* investigating potential treatments for advanced melanoma that are:
* related to the human immune system (immunotherapy)
* low cost
* low toxicity
* for all patients
Current Sponsored Research Projects
1) EMOTIV Melanoma Vaccine Study - a clinical trial based at the Royal Adelaide Hospital for patients with Advanced Stage III or IV, non-resectable melanoma. This study is investigating the notion of the 'timing' of vaccine treatment. It is a follow on study from the successful VMCL trial .
2) Immune Cycle Mathematical Analysis - a collaboration between faculties of the University of Adelaide that is delving into proposed cyclical behaviours of the human immune system.
3) Comparison of Current Advanced Melanoma Treatments - a project designed to provide patient friendly insight into the differences between current therapies on offer for advanced melanoma.
4) Long Term Survival Analysis - ongoing surveillance/analysis of the survivors of the 2000-2010 VMCL trial.
5) Timing Effect of IL-2 Therapy of Melanoma in a Mouse Model (completed - awaiting publication)
6) Timing Effect of Higher Dose IL-2 Therapy of Melanoma in a Mouse Model (completed - undergoing statistical analysis)
A Novel Approach
AMRF is endorsing the investigation into 'timing' of treatments based on the following:
Research has repeatedly shown that the immune system plays a crucial role in cancer growth, control or elimination.

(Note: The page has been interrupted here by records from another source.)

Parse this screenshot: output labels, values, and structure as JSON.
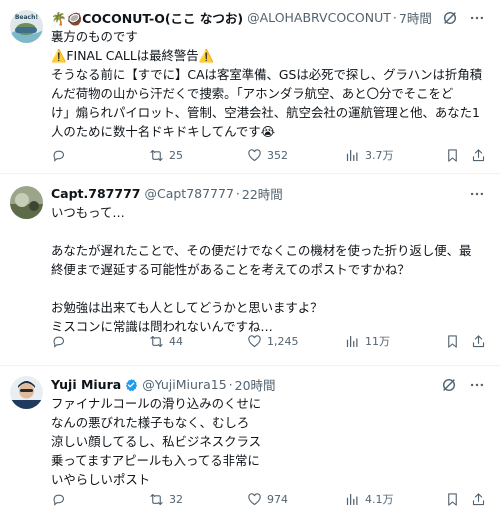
{
  "tweets": [
    {
      "author": {
        "name": "🌴🥥COCONUT-O(ここ なつお)",
        "handle": "@ALOHABRVCOCONUT",
        "time": "7時間",
        "avatar_text": "Beach!",
        "verified": false
      },
      "lines": [
        "裏方のものです",
        "⚠️FINAL CALLは最終警告⚠️",
        "そうなる前に【すでに】CAは客室準備、GSは必死で探し、グラハンは折角積",
        "んだ荷物の山から汗だくで捜索。「アホンダラ航空、あと〇分でそこをど",
        "け」煽られパイロット、管制、空港会社、航空会社の運航管理と他、あなた1",
        "人のために数十名ドキドキしてんです😭"
      ],
      "stats": {
        "replies": "",
        "retweets": "25",
        "likes": "352",
        "views": "3.7万"
      }
    },
    {
      "author": {
        "name": "Capt.787777",
        "handle": "@Capt787777",
        "time": "22時間",
        "verified": false
      },
      "lines": [
        "いつもって…",
        "",
        "あなたが遅れたことで、その便だけでなくこの機材を使った折り返し便、最",
        "終便まで遅延する可能性があることを考えてのポストですかね？",
        "",
        "お勉強は出来ても人としてどうかと思いますよ？",
        "ミスコンに常識は問われないんですね…"
      ],
      "stats": {
        "replies": "",
        "retweets": "44",
        "likes": "1,245",
        "views": "11万"
      }
    },
    {
      "author": {
        "name": "Yuji Miura",
        "handle": "@YujiMiura15",
        "time": "20時間",
        "verified": true
      },
      "lines": [
        "ファイナルコールの滑り込みのくせに",
        "なんの悪びれた様子もなく、むしろ",
        "涼しい顔してるし、私ビジネスクラス",
        "乗ってますアピールも入ってる非常に",
        "いやらしいポスト"
      ],
      "stats": {
        "replies": "",
        "retweets": "32",
        "likes": "974",
        "views": "4.1万"
      }
    }
  ],
  "colors": {
    "text": "#0f1419",
    "muted": "#536471",
    "verified": "#1d9bf0",
    "divider": "#eff3f4"
  },
  "icons": [
    "grok-icon",
    "more-icon",
    "reply-icon",
    "retweet-icon",
    "like-icon",
    "views-icon",
    "bookmark-icon",
    "share-icon",
    "verified-badge-icon"
  ]
}
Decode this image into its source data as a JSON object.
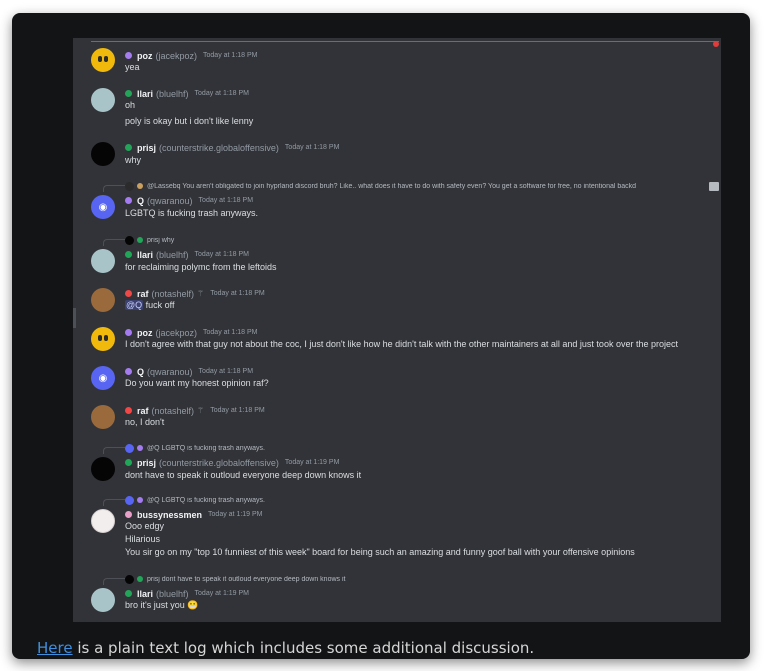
{
  "colors": {
    "online": "#23a559",
    "nitro": "#a47cf0",
    "dnd": "#f04747",
    "pink": "#e7a1c8",
    "link": "#3f8fe0",
    "mention_bg": "#3c4270"
  },
  "messages": [
    {
      "name": "poz",
      "handle": "(jacekpoz)",
      "time": "Today at 1:18 PM",
      "lines": [
        "yea"
      ]
    },
    {
      "name": "Ilari",
      "handle": "(bluelhf)",
      "time": "Today at 1:18 PM",
      "lines": [
        "oh",
        "poly is okay but i don't like lenny"
      ]
    },
    {
      "name": "prisj",
      "handle": "(counterstrike.globaloffensive)",
      "time": "Today at 1:18 PM",
      "lines": [
        "why"
      ]
    },
    {
      "reply": "@Lassebq You aren't obligated to join hyprland discord bruh? Like.. what does it have to do with safety even? You get a software for free, no intentional backd",
      "name": "Q",
      "handle": "(qwaranou)",
      "time": "Today at 1:18 PM",
      "lines": [
        "LGBTQ is fucking trash anyways."
      ]
    },
    {
      "reply": "prisj why",
      "name": "Ilari",
      "handle": "(bluelhf)",
      "time": "Today at 1:18 PM",
      "lines": [
        "for reclaiming polymc from the leftoids"
      ]
    },
    {
      "name": "raf",
      "handle": "(notashelf)",
      "time": "Today at 1:18 PM",
      "mention": "@Q",
      "lines": [
        "fuck off"
      ]
    },
    {
      "name": "poz",
      "handle": "(jacekpoz)",
      "time": "Today at 1:18 PM",
      "lines": [
        "I don't agree with that guy not about the coc, I just don't like how he didn't talk with the other maintainers at all and just took over the project"
      ]
    },
    {
      "name": "Q",
      "handle": "(qwaranou)",
      "time": "Today at 1:18 PM",
      "lines": [
        "Do you want my honest opinion raf?"
      ]
    },
    {
      "name": "raf",
      "handle": "(notashelf)",
      "time": "Today at 1:18 PM",
      "lines": [
        "no, I don't"
      ]
    },
    {
      "reply": "@Q LGBTQ is fucking trash anyways.",
      "name": "prisj",
      "handle": "(counterstrike.globaloffensive)",
      "time": "Today at 1:19 PM",
      "lines": [
        "dont have to speak it outloud everyone deep down knows it"
      ]
    },
    {
      "reply": "@Q LGBTQ is fucking trash anyways.",
      "name": "bussynessmen",
      "handle": "",
      "time": "Today at 1:19 PM",
      "lines": [
        "Ooo edgy",
        "Hilarious",
        "You sir go on my \"top 10 funniest of this week\" board for being such an amazing and funny goof ball with your offensive opinions"
      ]
    },
    {
      "reply": "prisj dont have to speak it outloud everyone deep down knows it",
      "name": "Ilari",
      "handle": "(bluelhf)",
      "time": "Today at 1:19 PM",
      "lines": [
        "bro it's just you",
        "😬"
      ]
    }
  ],
  "caption": {
    "link": "Here",
    "text": " is a plain text log which includes some additional discussion."
  }
}
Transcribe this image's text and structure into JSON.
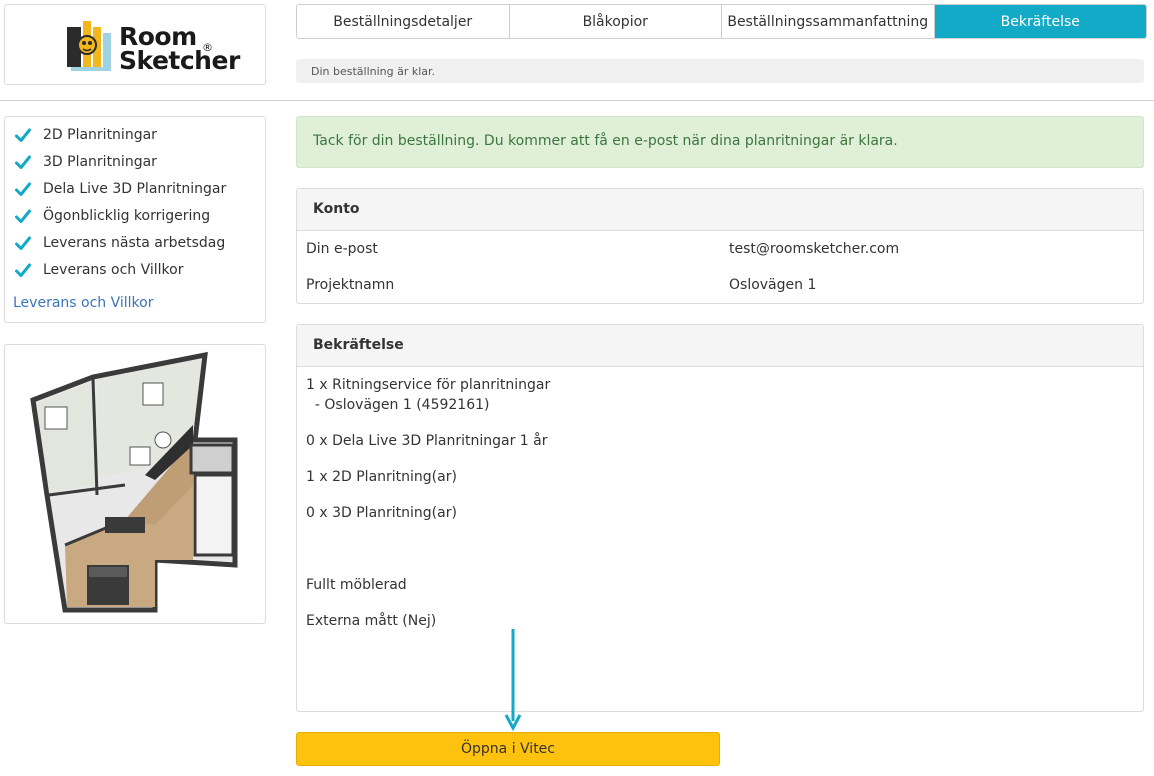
{
  "brand": {
    "line1": "Room",
    "line2": "Sketcher",
    "reg": "®"
  },
  "tabs": [
    {
      "label": "Beställningsdetaljer",
      "active": false
    },
    {
      "label": "Blåkopior",
      "active": false
    },
    {
      "label": "Beställningssammanfattning",
      "active": false
    },
    {
      "label": "Bekräftelse",
      "active": true
    }
  ],
  "status": "Din beställning är klar.",
  "features": {
    "items": [
      "2D Planritningar",
      "3D Planritningar",
      "Dela Live 3D Planritningar",
      "Ögonblicklig korrigering",
      "Leverans nästa arbetsdag",
      "Leverans och Villkor"
    ],
    "link": "Leverans och Villkor"
  },
  "alert": "Tack för din beställning. Du kommer att få en e-post när dina planritningar är klara.",
  "account": {
    "title": "Konto",
    "rows": [
      {
        "label": "Din e-post",
        "value": "test@roomsketcher.com"
      },
      {
        "label": "Projektnamn",
        "value": "Oslovägen 1"
      }
    ]
  },
  "confirmation": {
    "title": "Bekräftelse",
    "lines": [
      "1 x Ritningservice för planritningar",
      "  - Oslovägen 1 (4592161)",
      "0 x Dela Live 3D Planritningar 1 år",
      "1 x 2D Planritning(ar)",
      "0 x 3D Planritning(ar)",
      "Fullt möblerad",
      "Externa mått (Nej)"
    ]
  },
  "button": "Öppna i Vitec",
  "colors": {
    "accent": "#12aac6",
    "button": "#ffc20e",
    "alert_bg": "#dfefd8",
    "alert_text": "#3c763d",
    "link": "#3a74b8"
  }
}
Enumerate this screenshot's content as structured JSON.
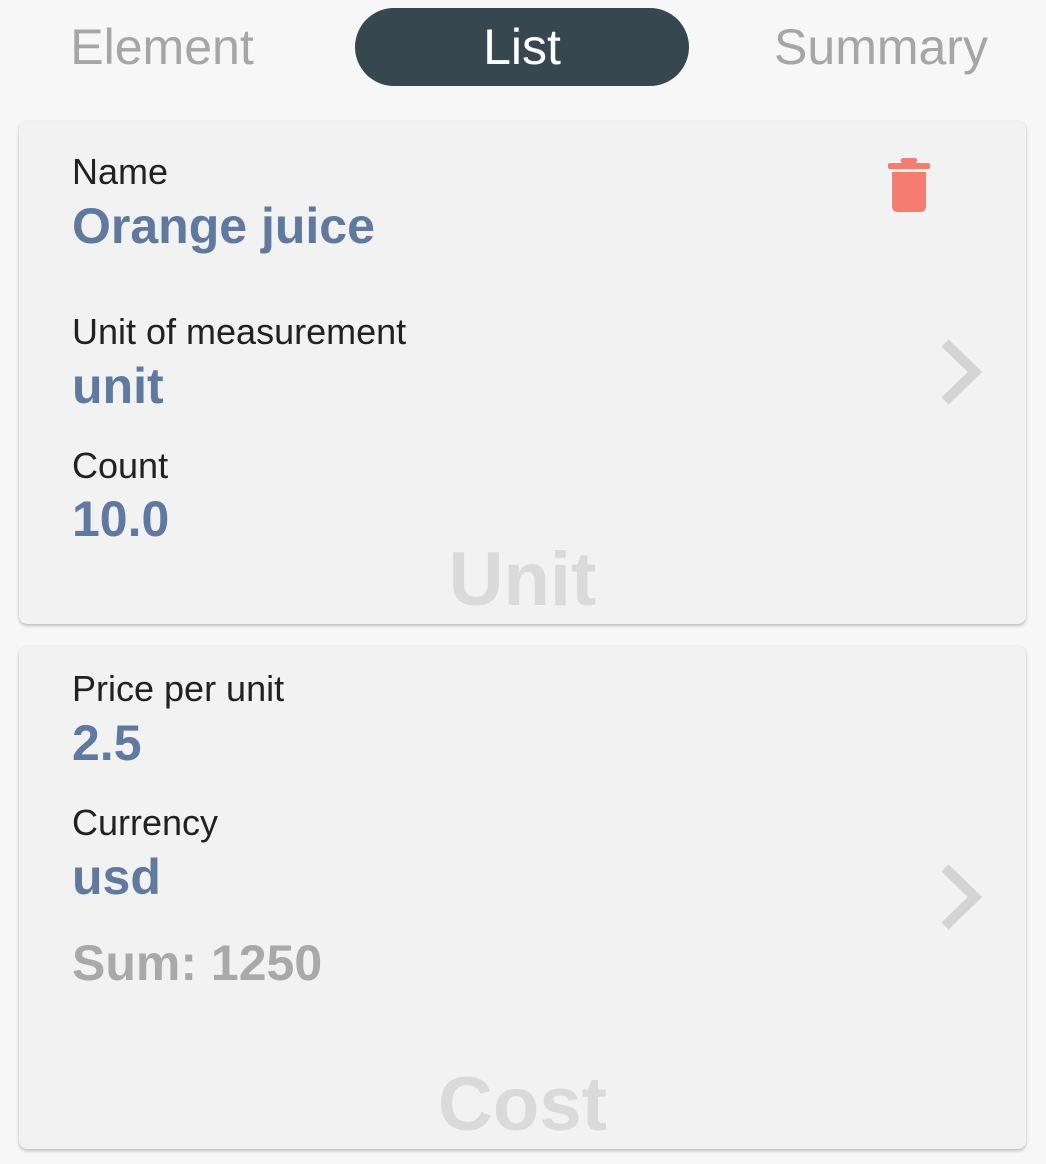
{
  "tabs": {
    "element": "Element",
    "list": "List",
    "summary": "Summary"
  },
  "unit_card": {
    "name_label": "Name",
    "name_value": "Orange juice",
    "unit_label": "Unit of measurement",
    "unit_value": "unit",
    "count_label": "Count",
    "count_value": "10.0",
    "watermark": "Unit"
  },
  "cost_card": {
    "price_label": "Price per unit",
    "price_value": "2.5",
    "currency_label": "Currency",
    "currency_value": "usd",
    "sum_text": "Sum: 1250",
    "watermark": "Cost"
  },
  "icons": {
    "delete": "trash-icon",
    "navigate": "chevron-right-icon"
  },
  "colors": {
    "active_tab": "#37474f",
    "value_text": "#60799f",
    "delete_icon": "#f47c70",
    "inactive_tab": "#a6a6a6"
  }
}
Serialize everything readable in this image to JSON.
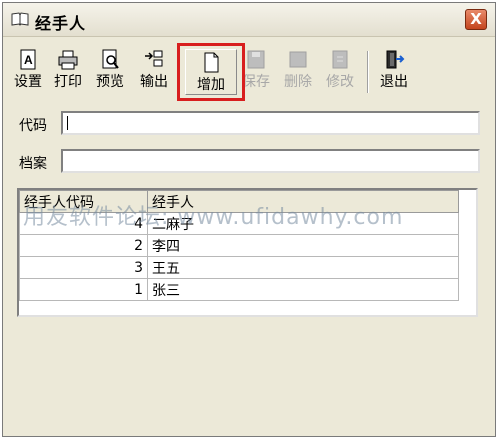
{
  "window": {
    "title": "经手人",
    "close_label": "X"
  },
  "toolbar": {
    "buttons": [
      {
        "label": "设置",
        "icon": "page-setup-icon",
        "enabled": true
      },
      {
        "label": "打印",
        "icon": "printer-icon",
        "enabled": true
      },
      {
        "label": "预览",
        "icon": "preview-icon",
        "enabled": true
      },
      {
        "label": "输出",
        "icon": "export-icon",
        "enabled": true
      },
      {
        "label": "增加",
        "icon": "new-document-icon",
        "enabled": true
      },
      {
        "label": "保存",
        "icon": "save-icon",
        "enabled": false
      },
      {
        "label": "删除",
        "icon": "delete-icon",
        "enabled": false
      },
      {
        "label": "修改",
        "icon": "edit-icon",
        "enabled": false
      },
      {
        "label": "退出",
        "icon": "exit-icon",
        "enabled": true
      }
    ],
    "highlight_color": "#d81e1e"
  },
  "form": {
    "code_label": "代码",
    "code_value": "",
    "archive_label": "档案",
    "archive_value": ""
  },
  "grid": {
    "headers": [
      "经手人代码",
      "经手人"
    ],
    "rows": [
      {
        "code": "4",
        "name": "二麻子"
      },
      {
        "code": "2",
        "name": "李四"
      },
      {
        "code": "3",
        "name": "王五"
      },
      {
        "code": "1",
        "name": "张三"
      }
    ]
  },
  "watermark": "用友软件论坛: www.ufidawhy.com"
}
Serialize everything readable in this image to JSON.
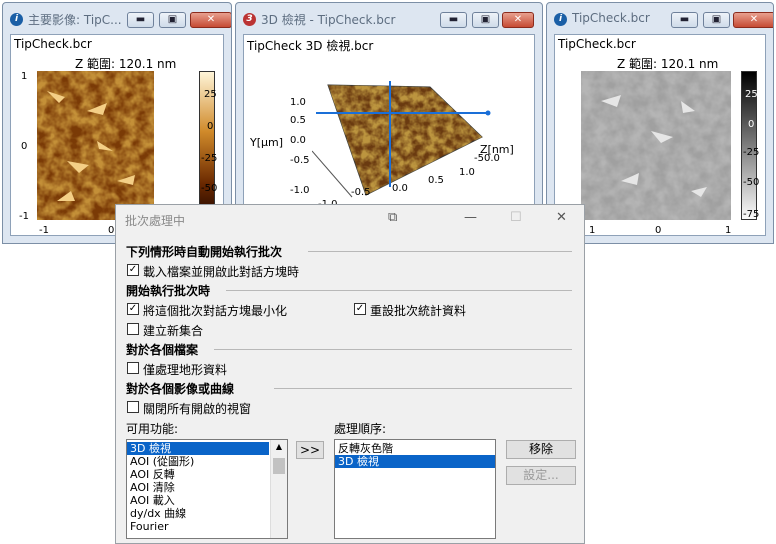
{
  "windows": [
    {
      "title": "主要影像: TipC...",
      "file": "TipCheck.bcr",
      "zrange": "Z 範圍:  120.1 nm",
      "yticks": [
        "1",
        "0",
        "-1"
      ],
      "xticks": [
        "-1",
        "0"
      ],
      "cticks": [
        "25",
        "0",
        "-25",
        "-50"
      ]
    },
    {
      "title": "3D 檢視 - TipCheck.bcr",
      "file": "TipCheck 3D 檢視.bcr",
      "yticks": [
        "1.0",
        "0.5",
        "0.0",
        "-0.5",
        "-1.0"
      ],
      "ylabel": "Y[µm]",
      "xticks": [
        "-0.5",
        "0.0",
        "0.5",
        "1.0"
      ],
      "ztick": "-50.0",
      "zlabel": "Z[nm]",
      "extra_ticks": [
        "-1.0",
        "-1.0"
      ]
    },
    {
      "title": "TipCheck.bcr",
      "file": "TipCheck.bcr",
      "zrange": "Z 範圍:  120.1 nm",
      "xticks": [
        "1",
        "0",
        "1"
      ],
      "cticks": [
        "25",
        "0",
        "-25",
        "-50",
        "-75"
      ]
    }
  ],
  "colors": {
    "afm_dark": "#3a1600",
    "afm_light": "#f2c26a",
    "accent": "#0a64c8"
  },
  "dialog": {
    "title": "批次處理中",
    "sections": {
      "auto_start": "下列情形時自動開始執行批次",
      "on_start": "開始執行批次時",
      "each_file": "對於各個檔案",
      "each_image": "對於各個影像或曲線"
    },
    "checks": {
      "open_on_load": {
        "label": "載入檔案並開啟此對話方塊時",
        "checked": true
      },
      "minimize": {
        "label": "將這個批次對話方塊最小化",
        "checked": true
      },
      "reset_stats": {
        "label": "重設批次統計資料",
        "checked": true
      },
      "new_set": {
        "label": "建立新集合",
        "checked": false
      },
      "topo_only": {
        "label": "僅處理地形資料",
        "checked": false
      },
      "close_windows": {
        "label": "關閉所有開啟的視窗",
        "checked": false
      }
    },
    "available_label": "可用功能:",
    "order_label": "處理順序:",
    "available": [
      "3D 檢視",
      "AOI (從圖形)",
      "AOI 反轉",
      "AOI 清除",
      "AOI 載入",
      "dy/dx 曲線",
      "Fourier"
    ],
    "available_selected": 0,
    "order": [
      "反轉灰色階",
      "3D 檢視"
    ],
    "order_selected": 1,
    "add_button": ">>",
    "remove_button": "移除",
    "settings_button": "設定..."
  }
}
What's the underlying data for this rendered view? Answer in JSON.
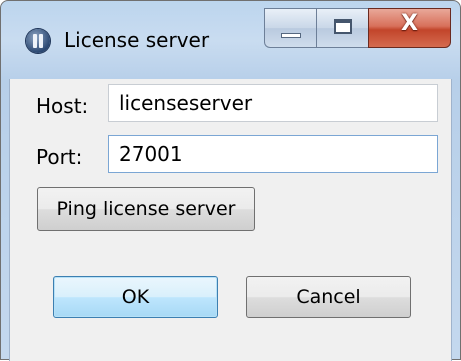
{
  "window": {
    "title": "License server",
    "icon": "app-logo-icon",
    "controls": {
      "minimize": "minimize-icon",
      "maximize": "maximize-icon",
      "close_glyph": "X"
    }
  },
  "form": {
    "host_label": "Host:",
    "host_value": "licenseserver",
    "port_label": "Port:",
    "port_value": "27001"
  },
  "buttons": {
    "ping": "Ping license server",
    "ok": "OK",
    "cancel": "Cancel"
  }
}
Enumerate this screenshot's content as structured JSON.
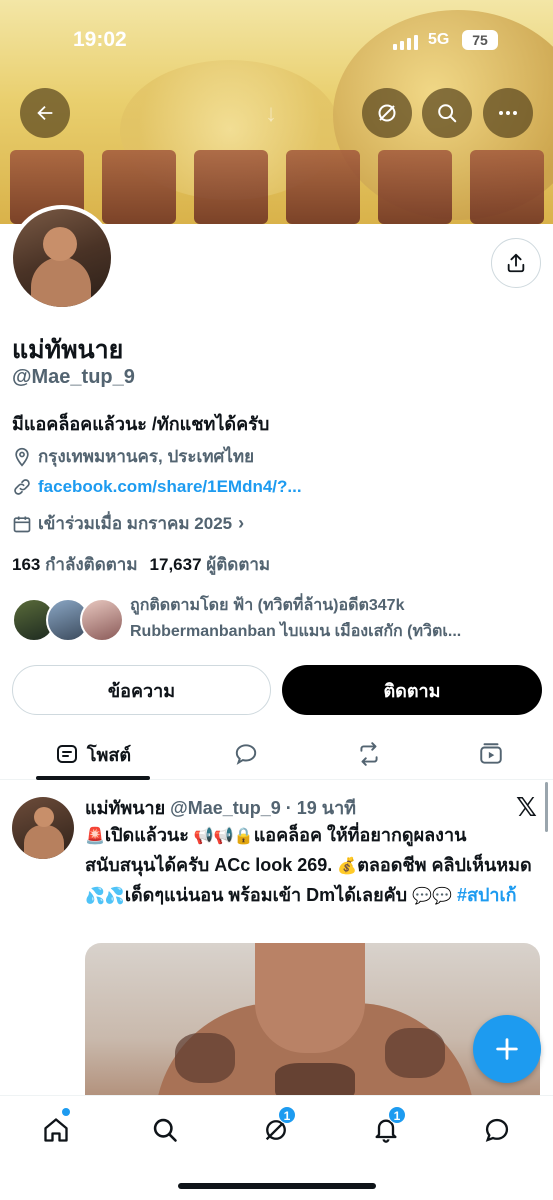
{
  "status_bar": {
    "time": "19:02",
    "network": "5G",
    "battery": "75"
  },
  "profile": {
    "name": "แม่ทัพนาย",
    "handle": "@Mae_tup_9",
    "bio": "มีแอคล็อคแล้วนะ /ทักแชทได้ครับ",
    "location": "กรุงเทพมหานคร, ประเทศไทย",
    "link": "facebook.com/share/1EMdn4/?...",
    "joined": "เข้าร่วมเมื่อ มกราคม 2025",
    "following_count": "163",
    "following_label": "กำลังติดตาม",
    "followers_count": "17,637",
    "followers_label": "ผู้ติดตาม",
    "followed_by_line1": "ถูกติดตามโดย ฟ้า (ทวิตที่ล้าน)อดีต347k",
    "followed_by_line2": "Rubbermanbanban ไบแมน เมืองเสกัก (ทวิตเ..."
  },
  "buttons": {
    "message": "ข้อความ",
    "follow": "ติดตาม"
  },
  "tabs": {
    "posts": "โพสต์"
  },
  "post": {
    "author": "แม่ทัพนาย",
    "handle_time": "@Mae_tup_9 · 19 นาที",
    "text_a": "เปิดแล้วนะ",
    "text_b": "แอคล็อค ให้ที่อยากดูผลงาน สนับสนุนได้ครับ ACc look 269.",
    "text_c": "ตลอดชีพ คลิปเห็นหมด",
    "text_d": "เด็ดๆแน่นอน พร้อมเข้า Dmได้เลยคับ",
    "hashtag": "#สปาเก้"
  },
  "nav": {
    "grok_badge": "1",
    "notifications_badge": "1"
  },
  "colors": {
    "accent": "#1d9bf0",
    "text": "#0f1419",
    "muted": "#536471"
  }
}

A small Adelaide based group have been working for many years on a cancer treatment approach where the immune system is ‘boosted’ and toxic effects are greatly reduced. This is being explored using more frequent but less potent treatments.
Combined with that, the identifying of ‘immune cycles’ suggests the timing of treatment may be critical in determining whether the cancer is controlled or permitted to grow. It appears that the successful treatment of cancer may depend on delivering treatment that is accurately timed to match fluctuations in a patients own individual immune 'cycle'. It is understood that each patient’s own repeating ‘immune cycle’ appears to have small ‘windows’ where treatment appears more effective. Treatment during other times of the cycle appears to not be as effective.
This research effort is in line with our Research Vision of developing simple low-cost treatments by "thinking outside the square", rather than pursuing highly complex technology and treatments.
For further information on the immune cycle approach:
* CRP identifies homeostatic immune oscillations in cancer patients: a potential treatment targeting tool?